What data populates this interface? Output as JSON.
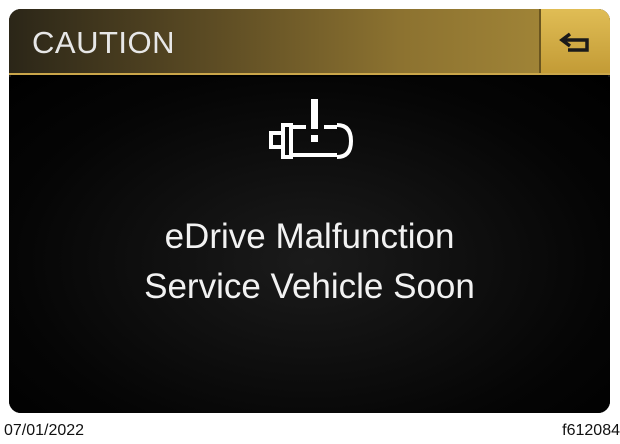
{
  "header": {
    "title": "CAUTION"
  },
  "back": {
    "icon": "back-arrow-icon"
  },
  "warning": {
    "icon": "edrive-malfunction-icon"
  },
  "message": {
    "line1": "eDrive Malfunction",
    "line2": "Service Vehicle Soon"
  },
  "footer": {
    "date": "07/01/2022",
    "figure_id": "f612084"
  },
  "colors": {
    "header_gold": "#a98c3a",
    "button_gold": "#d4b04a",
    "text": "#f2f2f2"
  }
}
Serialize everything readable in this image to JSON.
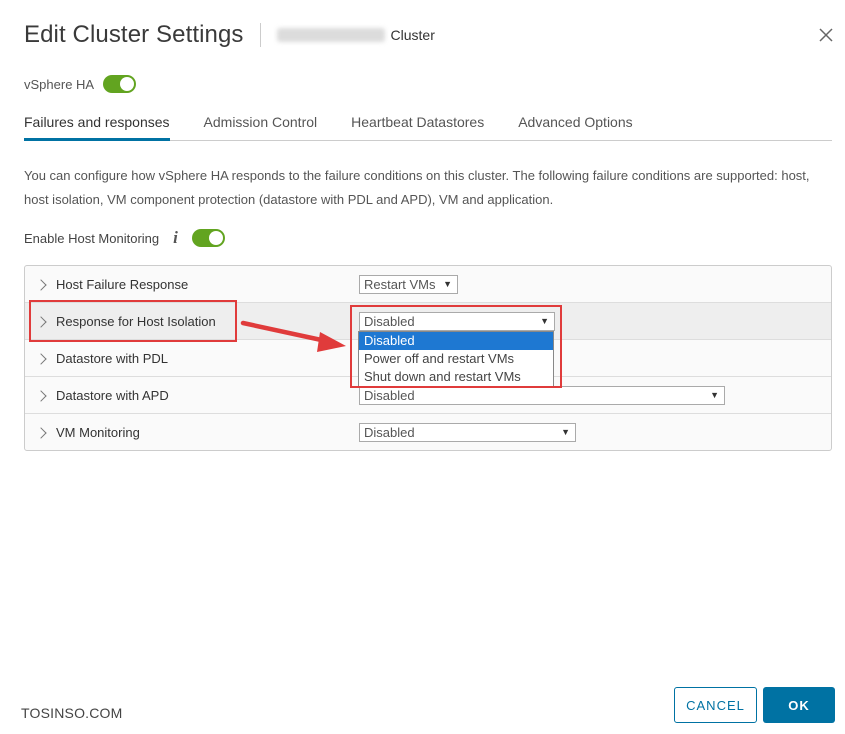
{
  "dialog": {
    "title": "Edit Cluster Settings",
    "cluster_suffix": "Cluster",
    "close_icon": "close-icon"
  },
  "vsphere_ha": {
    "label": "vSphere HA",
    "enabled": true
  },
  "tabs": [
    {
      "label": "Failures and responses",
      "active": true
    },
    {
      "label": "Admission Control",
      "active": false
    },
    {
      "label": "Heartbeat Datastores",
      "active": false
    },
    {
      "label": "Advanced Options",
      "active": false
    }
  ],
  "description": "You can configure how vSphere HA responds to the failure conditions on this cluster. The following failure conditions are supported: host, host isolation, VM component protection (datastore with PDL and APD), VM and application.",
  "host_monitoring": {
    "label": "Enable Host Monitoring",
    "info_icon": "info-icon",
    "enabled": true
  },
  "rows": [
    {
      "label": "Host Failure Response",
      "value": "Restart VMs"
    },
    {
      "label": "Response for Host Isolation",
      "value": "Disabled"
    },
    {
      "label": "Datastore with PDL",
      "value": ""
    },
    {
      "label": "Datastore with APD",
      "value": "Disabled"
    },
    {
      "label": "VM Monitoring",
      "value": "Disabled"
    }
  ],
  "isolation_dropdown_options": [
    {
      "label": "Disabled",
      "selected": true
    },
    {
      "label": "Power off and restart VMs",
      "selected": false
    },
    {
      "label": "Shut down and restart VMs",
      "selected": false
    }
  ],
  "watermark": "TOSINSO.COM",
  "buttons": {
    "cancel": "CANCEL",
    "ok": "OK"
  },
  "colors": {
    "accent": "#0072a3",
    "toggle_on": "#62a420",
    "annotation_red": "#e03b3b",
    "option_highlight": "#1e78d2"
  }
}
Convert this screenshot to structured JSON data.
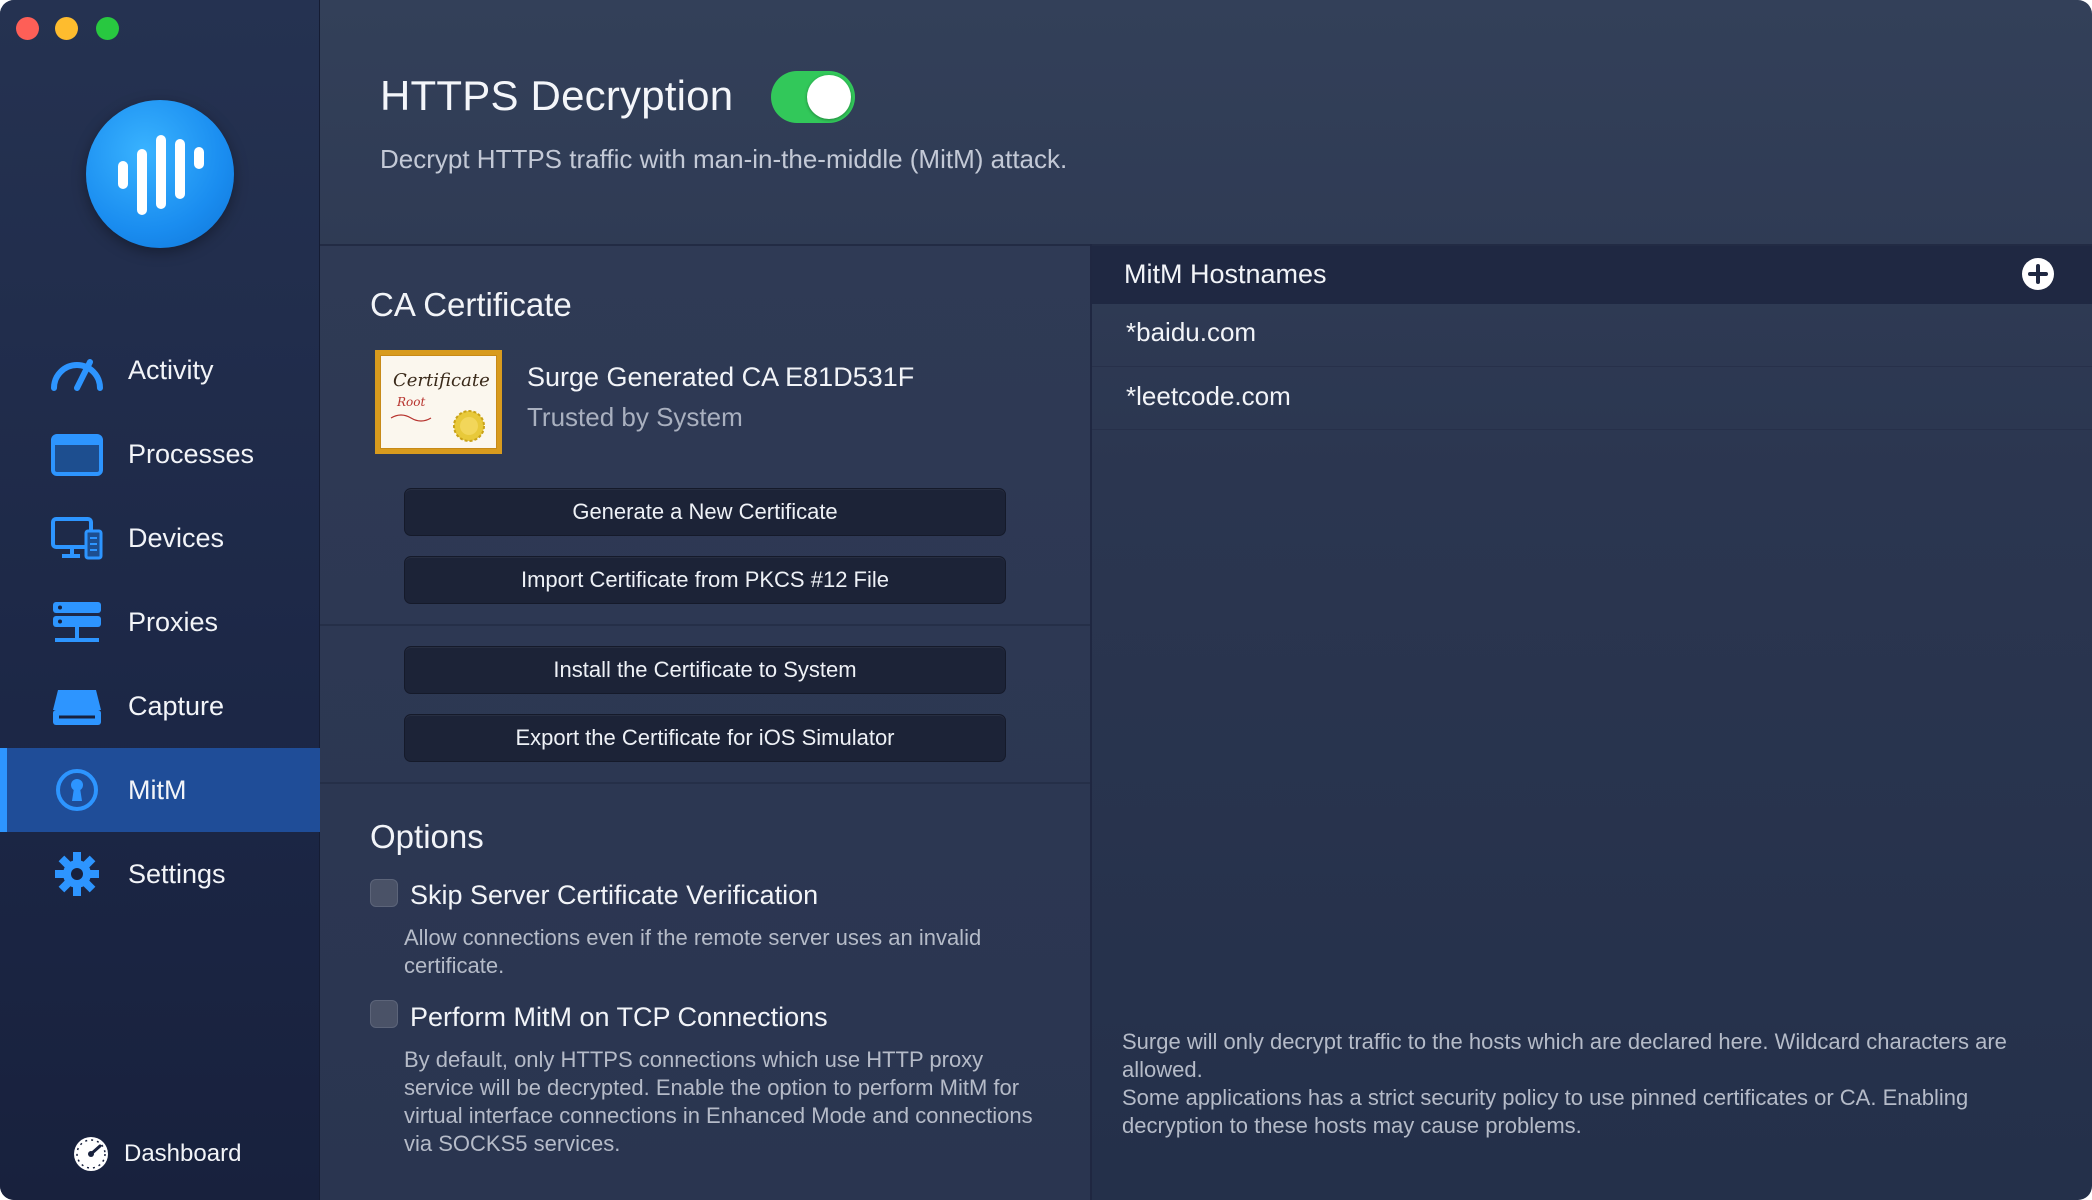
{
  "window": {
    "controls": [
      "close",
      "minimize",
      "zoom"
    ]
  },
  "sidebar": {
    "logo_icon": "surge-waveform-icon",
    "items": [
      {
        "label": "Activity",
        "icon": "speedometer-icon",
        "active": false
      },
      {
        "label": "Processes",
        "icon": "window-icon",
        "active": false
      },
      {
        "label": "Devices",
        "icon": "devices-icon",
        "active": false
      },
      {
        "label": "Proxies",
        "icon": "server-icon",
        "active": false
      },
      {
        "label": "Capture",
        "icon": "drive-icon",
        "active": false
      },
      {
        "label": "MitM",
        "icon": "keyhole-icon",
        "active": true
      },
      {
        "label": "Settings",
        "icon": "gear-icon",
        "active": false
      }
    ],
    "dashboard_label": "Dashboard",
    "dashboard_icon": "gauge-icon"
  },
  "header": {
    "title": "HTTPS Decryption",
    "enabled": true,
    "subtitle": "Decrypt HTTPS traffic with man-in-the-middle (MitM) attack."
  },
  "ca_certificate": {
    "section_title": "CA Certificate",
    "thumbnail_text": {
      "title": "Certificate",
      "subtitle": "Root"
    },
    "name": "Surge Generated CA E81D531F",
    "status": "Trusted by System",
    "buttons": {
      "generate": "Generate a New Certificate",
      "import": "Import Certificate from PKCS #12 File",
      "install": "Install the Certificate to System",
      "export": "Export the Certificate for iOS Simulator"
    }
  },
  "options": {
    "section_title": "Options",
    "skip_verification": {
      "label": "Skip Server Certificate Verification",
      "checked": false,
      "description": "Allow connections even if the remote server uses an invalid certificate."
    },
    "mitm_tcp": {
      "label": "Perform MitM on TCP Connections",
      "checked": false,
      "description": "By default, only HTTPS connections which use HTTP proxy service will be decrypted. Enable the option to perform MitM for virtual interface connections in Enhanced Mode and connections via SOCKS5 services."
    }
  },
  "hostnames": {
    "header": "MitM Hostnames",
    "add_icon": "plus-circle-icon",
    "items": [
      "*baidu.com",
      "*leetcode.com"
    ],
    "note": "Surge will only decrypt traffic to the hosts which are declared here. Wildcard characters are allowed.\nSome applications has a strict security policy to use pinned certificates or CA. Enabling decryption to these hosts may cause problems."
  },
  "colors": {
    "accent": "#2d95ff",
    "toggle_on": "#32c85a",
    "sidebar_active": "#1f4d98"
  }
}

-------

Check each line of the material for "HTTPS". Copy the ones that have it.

| Answer box |
    "title": "HTTPS Decryption",
    "subtitle": "Decrypt HTTPS traffic with man-in-the-middle (MitM) attack."
      "description": "By default, only HTTPS connections which use HTTP proxy service will be decrypted. Enable the option to perform MitM for virtual interface connections in Enhanced Mode and connections via SOCKS5 services."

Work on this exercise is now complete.